Scan each line of the records for the word "desc" and extract the ones that have it.

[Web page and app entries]
=====
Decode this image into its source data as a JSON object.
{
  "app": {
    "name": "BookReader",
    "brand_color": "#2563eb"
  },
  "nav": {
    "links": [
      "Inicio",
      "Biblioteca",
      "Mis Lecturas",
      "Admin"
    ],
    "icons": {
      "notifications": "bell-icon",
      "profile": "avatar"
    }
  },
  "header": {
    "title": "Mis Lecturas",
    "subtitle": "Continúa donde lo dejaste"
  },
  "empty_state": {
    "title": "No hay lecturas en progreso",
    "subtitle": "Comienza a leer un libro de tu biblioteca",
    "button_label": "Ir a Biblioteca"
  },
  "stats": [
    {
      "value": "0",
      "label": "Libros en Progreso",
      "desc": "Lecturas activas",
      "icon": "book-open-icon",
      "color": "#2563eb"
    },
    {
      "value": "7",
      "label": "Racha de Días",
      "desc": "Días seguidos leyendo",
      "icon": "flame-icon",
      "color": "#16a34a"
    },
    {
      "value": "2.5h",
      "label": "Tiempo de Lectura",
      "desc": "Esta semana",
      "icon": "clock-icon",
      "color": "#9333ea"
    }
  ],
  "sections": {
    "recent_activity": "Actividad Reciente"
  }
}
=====
→ **TASK RESPONSE**
      "desc": "Lecturas activas",
      "desc": "Días seguidos leyendo",
      "desc": "Esta semana",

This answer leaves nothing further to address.